(Data items)
- - - - -
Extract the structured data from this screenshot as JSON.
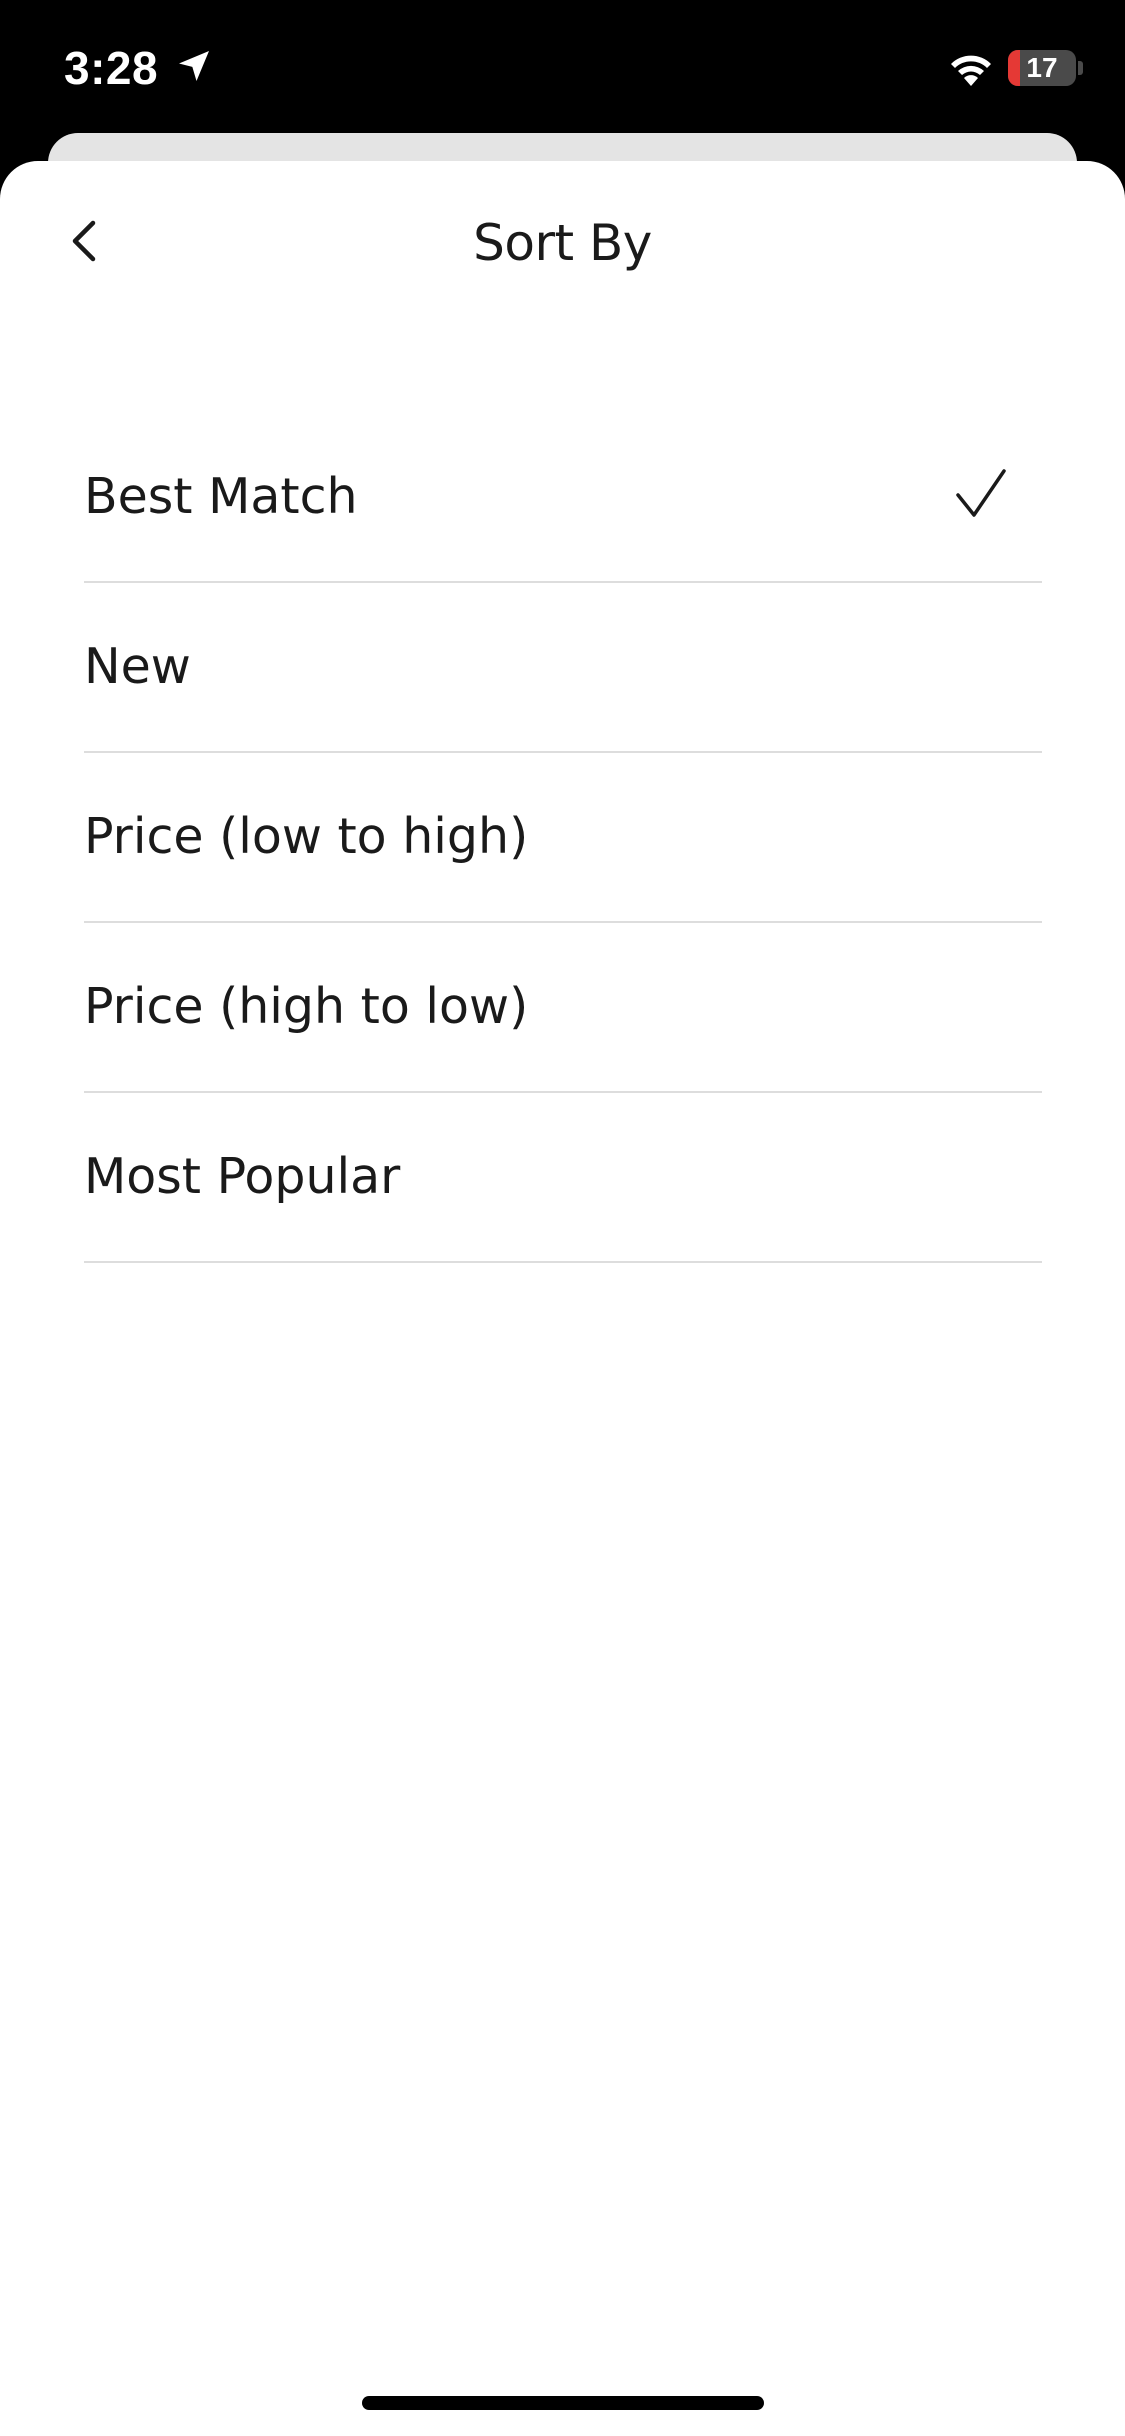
{
  "status_bar": {
    "time": "3:28",
    "battery_level": "17",
    "battery_fraction": 0.17,
    "battery_color": "#e53935",
    "icons": [
      "location-arrow-icon",
      "wifi-icon",
      "battery-icon"
    ]
  },
  "sheet": {
    "title": "Sort By",
    "back_icon": "chevron-left-icon"
  },
  "sort_options": [
    {
      "label": "Best Match",
      "selected": true
    },
    {
      "label": "New",
      "selected": false
    },
    {
      "label": "Price (low to high)",
      "selected": false
    },
    {
      "label": "Price (high to low)",
      "selected": false
    },
    {
      "label": "Most Popular",
      "selected": false
    }
  ],
  "selected_icon": "checkmark-icon"
}
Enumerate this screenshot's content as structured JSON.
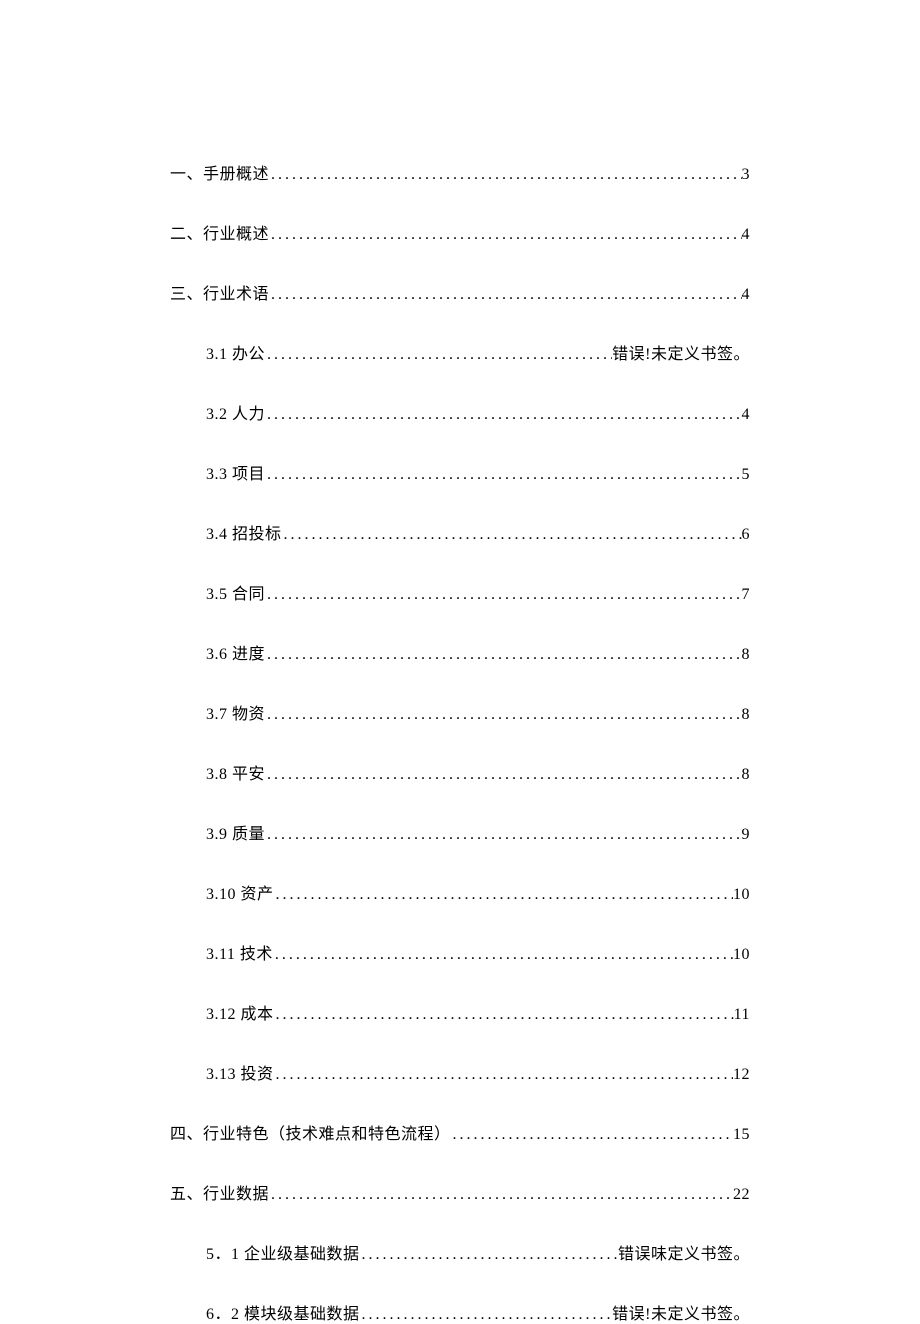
{
  "toc": [
    {
      "label": "一、手册概述",
      "page": "3",
      "sub": false
    },
    {
      "label": "二、行业概述",
      "page": "4",
      "sub": false
    },
    {
      "label": "三、行业术语",
      "page": "4",
      "sub": false
    },
    {
      "label": "3.1 办公",
      "page": "错误!未定义书签。",
      "sub": true
    },
    {
      "label": "3.2 人力",
      "page": "4",
      "sub": true
    },
    {
      "label": "3.3 项目",
      "page": "5",
      "sub": true
    },
    {
      "label": "3.4 招投标",
      "page": "6",
      "sub": true
    },
    {
      "label": "3.5 合同",
      "page": "7",
      "sub": true
    },
    {
      "label": "3.6 进度",
      "page": "8",
      "sub": true
    },
    {
      "label": "3.7 物资",
      "page": "8",
      "sub": true
    },
    {
      "label": "3.8 平安",
      "page": "8",
      "sub": true
    },
    {
      "label": "3.9 质量",
      "page": "9",
      "sub": true
    },
    {
      "label": "3.10  资产 ",
      "page": "10",
      "sub": true
    },
    {
      "label": "3.11  技术 ",
      "page": "10",
      "sub": true
    },
    {
      "label": "3.12  成本 ",
      "page": "11",
      "sub": true
    },
    {
      "label": "3.13  投资 ",
      "page": "12",
      "sub": true
    },
    {
      "label": "四、行业特色（技术难点和特色流程） ",
      "page": "15",
      "sub": false
    },
    {
      "label": "五、行业数据 ",
      "page": "22",
      "sub": false
    },
    {
      "label": "5．1 企业级基础数据",
      "page": "错误味定义书签。",
      "sub": true
    },
    {
      "label": "6．2 模块级基础数据",
      "page": "错误!未定义书签。",
      "sub": true
    }
  ],
  "dots": "...................................................................................................."
}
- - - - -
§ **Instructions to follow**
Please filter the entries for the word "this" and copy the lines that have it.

§ **Your response**
Extract the structured data from this screenshot as JSON.
Enumerate this screenshot's content as structured JSON.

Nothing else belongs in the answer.